After a three week transit, my nanoVNA 2 Plus4 arrived in my mailbox. It was around $170 and I would not have spent that if the prior nanoVNA's hadn't given me the confidence to do so. But their performance has been incredibly accurate, so I ordered and had high expectations of the new VNA.
Today I finally had the opportunity to put the diminutive piece of test equipment on the bench to get a real idea of its performance.
The nanoVNA 2 Plus4 differs from the previous versions in several ways. It has:
- A metal case
- An internal 18650 Li-Ion battery (not included due to shipping restrictions)
- A charge status indicator for the battery & charging from a computer's USB jack
- Beefier controls for slewing the cursor and markers
- A 4.4 GHz upper freq limit
- 20dB more dynamic range than earlier nanoVNA's
It is primarily due to the increased dynamic range that I bought this VNA. Like most hams, I don't need to measure anything at 4 GHz but I do want the increased accuracy (hopefully!) that comes from increased dynamic range.
The FieldFox at my work QTH also has an upper frequency limit of 4 GHz and was perfect for comparing the S21 performance of the nanoVNA.
The fourth measurement is actually a comparison of the calibration standards that come with the nano vs. the Keysight's. I wanted to know how much difference a cheap set of SMA standards makes at 4 GHz compared with the Agilent standards. Prepare to be surprised.
I used nanoVNA-Saver on my laptop to control the nanoVNA. This program makes it much easier to operate the nano, place cursors, read the data presented and capture screenshots. I calibrated the combination as suggested by the nanoVNA's designer: calibrate the VNA itself first, then calibrate via nanoVNA-Saver for the same frequency range.
I also calibrated the FieldFox for each range measured. FWIW, its cal routine is almost identical to the Cal Assistant in nanoVNA-Saver, prompting the user as to which termination to place before proceeding to the next step.
It was impossible to make the two set-ups identical due to the nano having SMA connectors and the FieldFox having N-connectors. Adapters were needed to measure each device with both VNA's.
First up was a directional coupler designed to provide a 30 dB-attenuated sample of an inputted RF signal in the range of 900 to 2000 MHz.
I terminated the coupler's output with a 50-ohm load, then made measurements with both VNA's:
At first glance it appears that the trace presented by the FF is much flatter over its range than that of the nano. But take a look at the vertical axis of each graph and note that I had the FF's display adjusted for a more compressed scale (sorry about that). If the graph of the VNA-Saver's display were similarly compressed, its trace would appear much flatter than shown.
Both VNA's are within 1 dB of each other over the entire range of the coupler.

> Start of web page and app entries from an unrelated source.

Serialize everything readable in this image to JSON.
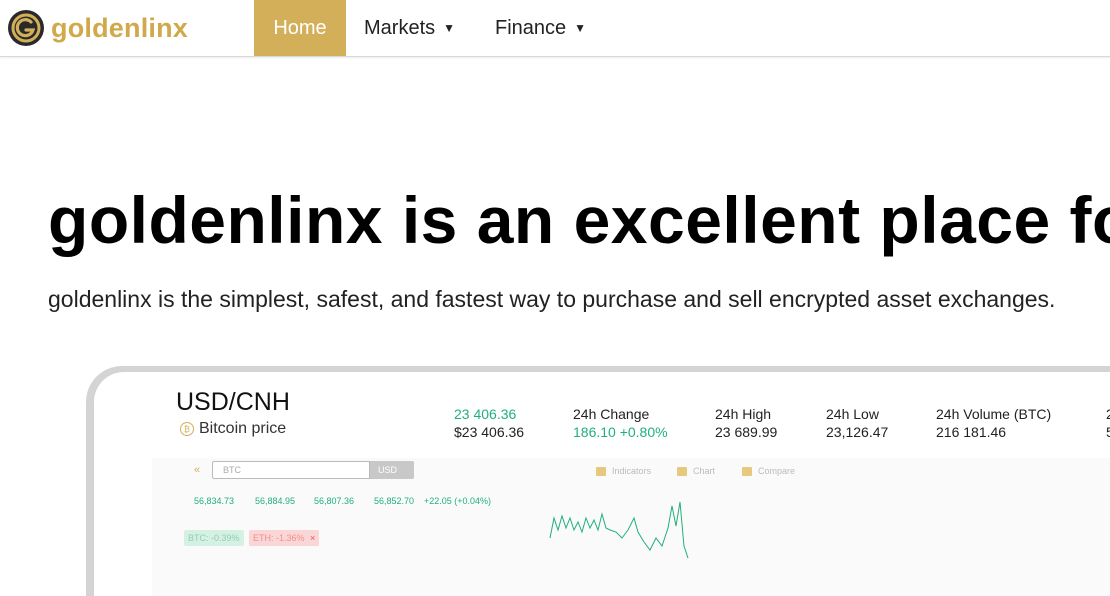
{
  "nav": {
    "brand": "goldenlinx",
    "home": "Home",
    "markets": "Markets",
    "finance": "Finance"
  },
  "hero": {
    "title": "goldenlinx is an excellent place for",
    "subtitle": "goldenlinx is the simplest, safest, and fastest way to purchase and sell encrypted asset exchanges."
  },
  "ticker": {
    "pair": "USD/CNH",
    "coin_label": "Bitcoin price",
    "price": "23 406.36",
    "price_usd": "$23 406.36",
    "change_label": "24h Change",
    "change_value": "186.10 +0.80%",
    "high_label": "24h High",
    "high_value": "23 689.99",
    "low_label": "24h Low",
    "low_value": "23,126.47",
    "volume_label": "24h Volume (BTC)",
    "volume_value": "216 181.46",
    "cut_label": "2",
    "cut_value": "5"
  },
  "panel": {
    "back": "«",
    "search_value": "BTC",
    "currency": "USD",
    "tools": [
      "Indicators",
      "Chart",
      "Compare"
    ],
    "ticks": [
      "56,834.73",
      "56,884.95",
      "56,807.36",
      "56,852.70",
      "+22.05 (+0.04%)"
    ],
    "chip_btc": "BTC: -0.39%",
    "chip_eth": "ETH: -1.36%",
    "chip_close": "×"
  },
  "colors": {
    "brand_gold": "#d4af5a",
    "up_green": "#21b07a"
  }
}
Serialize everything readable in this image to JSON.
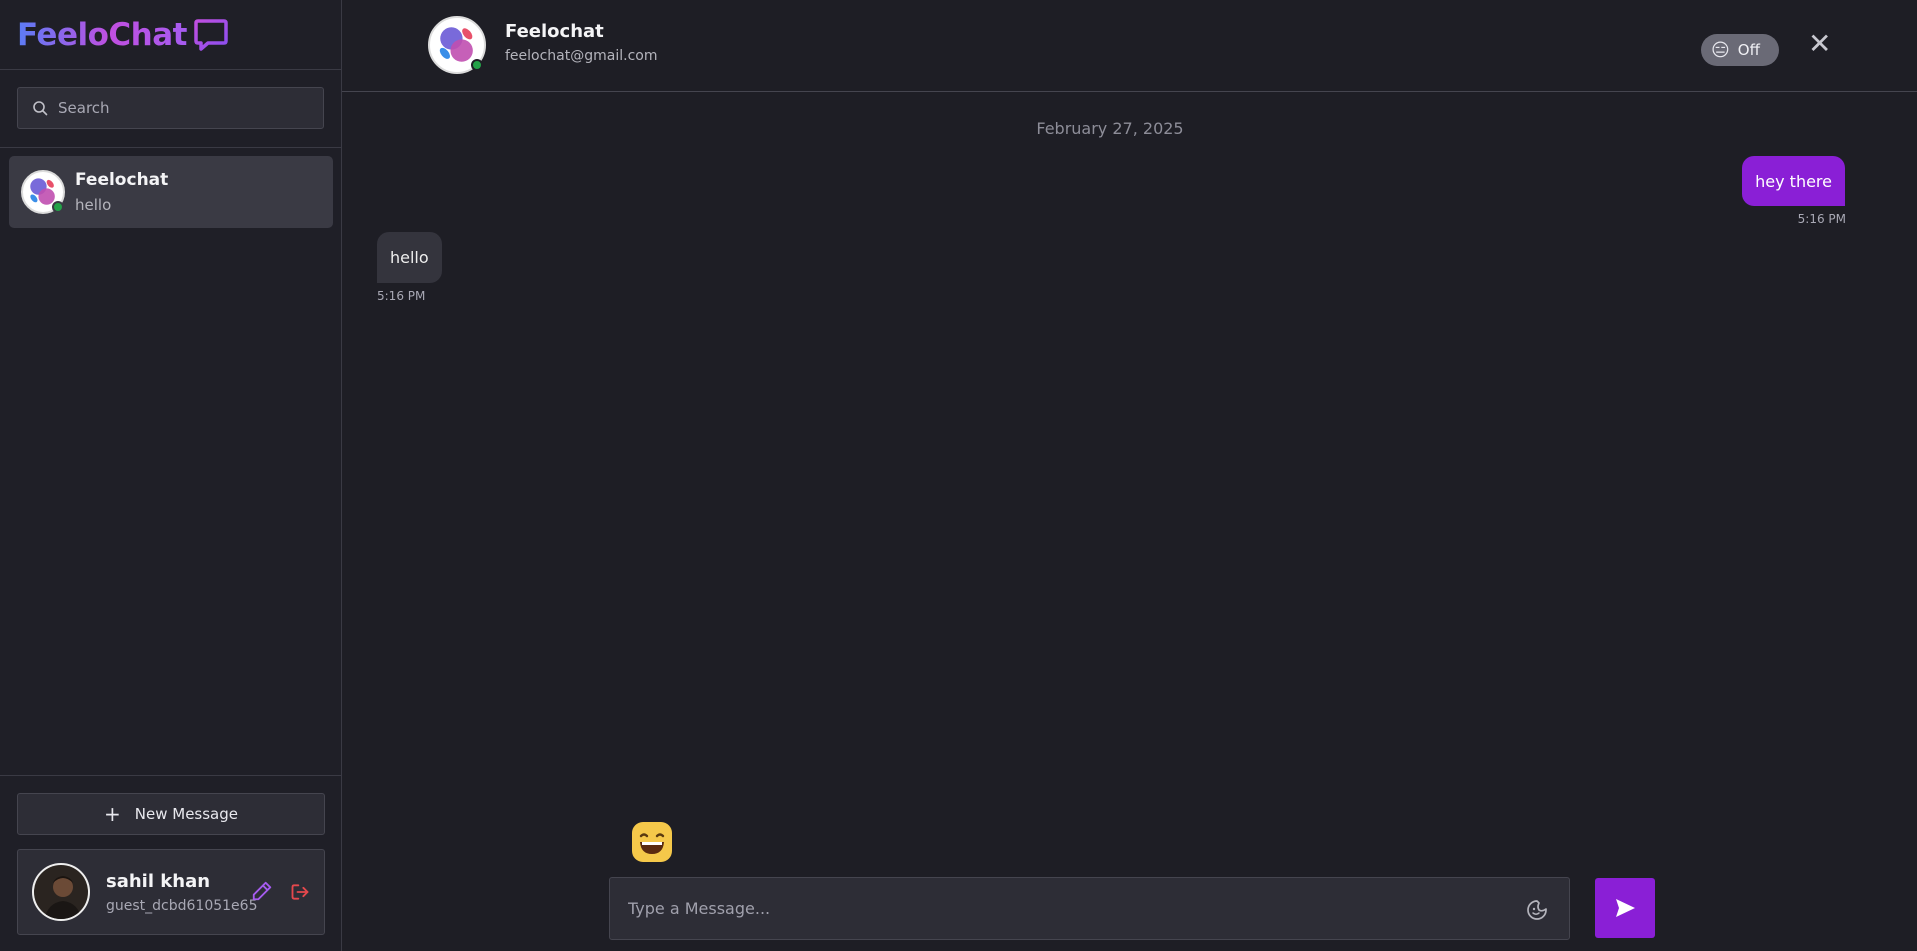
{
  "app": {
    "title_part1": "Feelo",
    "title_part2": "Chat"
  },
  "search": {
    "placeholder": "Search"
  },
  "contacts": [
    {
      "name": "Feelochat",
      "preview": "hello",
      "online": true
    }
  ],
  "sidebar_footer": {
    "new_message_label": "New Message",
    "profile": {
      "name": "sahil khan",
      "id": "guest_dcbd61051e65"
    }
  },
  "chat": {
    "header": {
      "name": "Feelochat",
      "email": "feelochat@gmail.com"
    },
    "toggle": {
      "emoji": "😑",
      "label": "Off"
    },
    "date_separator": "February 27, 2025",
    "messages": [
      {
        "direction": "outgoing",
        "text": "hey there",
        "time": "5:16 PM"
      },
      {
        "direction": "incoming",
        "text": "hello",
        "time": "5:16 PM"
      }
    ],
    "composer": {
      "placeholder": "Type a Message..."
    }
  },
  "colors": {
    "accent": "#8a1fd6",
    "online": "#24a148",
    "background": "#1e1e25",
    "logout": "#e5484d"
  },
  "icons": [
    "search-icon",
    "chat-bubble-icon",
    "plus-icon",
    "edit-icon",
    "logout-icon",
    "close-icon",
    "sticker-icon",
    "send-icon",
    "emoji-icon"
  ]
}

Next was a bandpass filter for 980-1150 MHz:
- Insertion loss was -1.05 dB on the FF; -1.18 dB on the nano
- 30 dB bandwidth on the FF was 338 MHz; on the nano it was 351 MHz
- 60 dB bandwidth on the FF was 520 MHz; on the nano it was 527 MHz.
Next was a 25ft/7.6m length of Times Microwave RG-214 with N-connectors on each end. This simple test, with nothing more complex than coaxial cable, would speak volumes about the nano's ability to operate accurately at microwave frequencies.
I set up (and re-calibrated) both VNA's to measure the cable loss between 3.0 and 4.0 GHz and, not surprisingly, this is where the most significant difference existed between the two VNA's. But even at the upper limit of their frequency range, the biggest difference was only 1.4 dB.
Finally I decided to use the nanoVNA to have another look at the RG-214 - but this time, I cleared the calibration files and then re-calibrated it with the SMA terminations that were included with it. Same cable, same nanoVNA, different calibration standards.
The two traces look almost identical:
A 4 GHz FieldFox costs $12,000 - this does not include the calibration terminations - they're an additional $800. We have ours professionally calibrated every year in June - the one used for these comparisons was just calibrated.
The nanoVNA costs $160, includes three SMA terminations (SOL) and has no means of being internally calibrated.
How can anyone not be impressed by the close correlation of these two VNA's, especially given the huge price delta? No, I'm not getting paid to say that and am in no way affiliated with anyone having anything to do with nanoVNA sales, development or anything else.
To be fair, the FieldFox is more than a VNA - for starters, it can measure all four S-parameters whereas the nanoVNA's only measure two. Luckily for us hams, the two parameters measured are (by far) the most useful ones.
When I retire, I'll lose access to all this high-dollar stuff that I've grown accustomed to over the years. It's nice to know that affordable test equipment is every bit as accurate in terms of S11 and S21 measurements all the way up to its advertised frequency limit.